Baking as a coeliac creates something of an identity crisis on my part. We have a saying in my family- ‘knit your own yogurt’- it probably doesn’t need explaining as whilst random, it sums up a certain ethos, one which a London Coeliac finds themselves encountering very frequently. It belongs to the health-food shop-dwelling, seed-eating superfooders of the world. They are quite likely to be gluten-free by choice and sneak in the odd hobnob now and then. ‘Knit your own yogurt’ is usually meant disparagingly- and the ‘not faddy’ side of this B is definitely more on the Haribo double cherry team than the acai berry one.
Coeliac disease, however, has widened my culinary horizons considerably. A good job that I’m also ‘not fussy’ (and in fact quite foodie). In the relentless search for fibre and fun in all it’s forms, I can now firmly claim to be a paid-up member of the seed-eaters. I’ve even tried quinoa (it didn’t go well, but I tried!). I don’t knit my own yogurt, but I do make my own chutney and bake with buckwheat.
Amy Ruth’s baking mix is definitely a knit-your-own yogurt product. It’s price mark and availability in Whole Foods (dahling) will exclude the majority- but I picked it up at the allergy show after sampling a very nice bread sample made with it, and was too embarrassed to put it down again after being told the price. I’m an absolute convert to whole grains. They are flavoursome, highly satisfying and very good for you. Amy Ruth’s packs in 4 of them- (‘ancient’ grains nonetheless) although I did have to google what chia was.
I shouldn’t have been surprised, but was a little disappointed on following the link to the Amy Ruth site that all the suggested recipes were a little too faddy for my liking (Goat yogurt? Xylitol?). I have a moral objection to this kind of food fad-ism (apologies to those who genuinely have food intolerances and allergies so need to buy food substitutes beginning with ‘x’)- most people cannot afford nor find these kinds of ingredients (but then if you’ve spent £7 on flour from High Street Ken you’re probably not one of them!). Don’t even get me started on organic. Having braces last year also taught me a valuable lesson in not restricting what you eat any further than you have to! Bravo for the experimentation, but pass me the caster sugar.
If the world were just, the moral of this story would be ‘and it tasted like health food’, but happily for me, dear reader, Amy Ruth’s mix makes a damn fine muffin. I didn’t have a scoobies where to find Agave Nectar so made a normal muffin recipe from BBC Good Food using some kindly-donated rhubarb from the in-laws. The mix already contains xanthan (cough) gum and baking powder so I took a punt and just substituted the flour directly.
The mix looked pretty- speckled and grainy, and in The Spoon Licking (don’t try this at home) tasted nutty and definitely like whole grains.

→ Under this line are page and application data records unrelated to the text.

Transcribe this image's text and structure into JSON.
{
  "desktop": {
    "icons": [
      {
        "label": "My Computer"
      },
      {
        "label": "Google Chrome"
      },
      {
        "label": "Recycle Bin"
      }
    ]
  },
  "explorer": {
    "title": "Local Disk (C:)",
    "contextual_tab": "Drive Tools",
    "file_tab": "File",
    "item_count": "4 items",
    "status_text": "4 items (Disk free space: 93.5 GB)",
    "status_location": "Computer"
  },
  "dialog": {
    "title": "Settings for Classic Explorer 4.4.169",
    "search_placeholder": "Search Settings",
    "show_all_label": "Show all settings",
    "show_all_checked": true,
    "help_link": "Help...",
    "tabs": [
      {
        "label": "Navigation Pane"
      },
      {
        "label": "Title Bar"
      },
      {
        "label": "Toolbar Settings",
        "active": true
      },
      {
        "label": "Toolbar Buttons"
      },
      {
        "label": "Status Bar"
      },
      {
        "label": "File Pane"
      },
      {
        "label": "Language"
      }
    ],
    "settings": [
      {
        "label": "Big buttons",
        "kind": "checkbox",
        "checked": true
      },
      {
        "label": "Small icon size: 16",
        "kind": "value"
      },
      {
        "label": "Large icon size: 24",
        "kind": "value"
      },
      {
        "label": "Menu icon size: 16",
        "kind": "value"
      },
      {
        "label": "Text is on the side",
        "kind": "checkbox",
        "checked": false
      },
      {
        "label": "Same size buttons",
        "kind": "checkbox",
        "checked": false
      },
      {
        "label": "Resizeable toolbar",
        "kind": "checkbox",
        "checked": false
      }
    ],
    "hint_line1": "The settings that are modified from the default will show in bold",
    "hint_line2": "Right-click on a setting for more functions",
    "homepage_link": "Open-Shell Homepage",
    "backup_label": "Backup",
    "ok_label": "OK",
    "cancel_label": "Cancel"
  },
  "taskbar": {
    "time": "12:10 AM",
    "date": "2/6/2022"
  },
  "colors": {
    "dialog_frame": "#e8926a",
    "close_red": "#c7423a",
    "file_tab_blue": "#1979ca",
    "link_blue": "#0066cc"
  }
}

I was anticipating a dense, veganish (you know- heavy, will probably give you wind, everyone pretends it as good as the real thing) outcome so I was surprised that the muffins emerged well-risen, wonderfully light, very moist and incredibly moreish. Really quite delicious. I added stem ginger and left off the sugary crumble topping in favour of pumpkin seeds (miraculously these transform from bird food to all kinds of nom when roasted). The muffins didn’t brown much, but had a great texture which holds together well. I can’t wait to eat these with vanilla yogurt for breakfast.
GF Nomability: 6/10 – totally nom, but expensive and you’ll have to figure out how to use it if you can’t find the other weird ingredients.
In related news I’ve just polished off a vegan nut roast for tea and it was awesome!
(I may have served the nut roast with instant beef gravy.)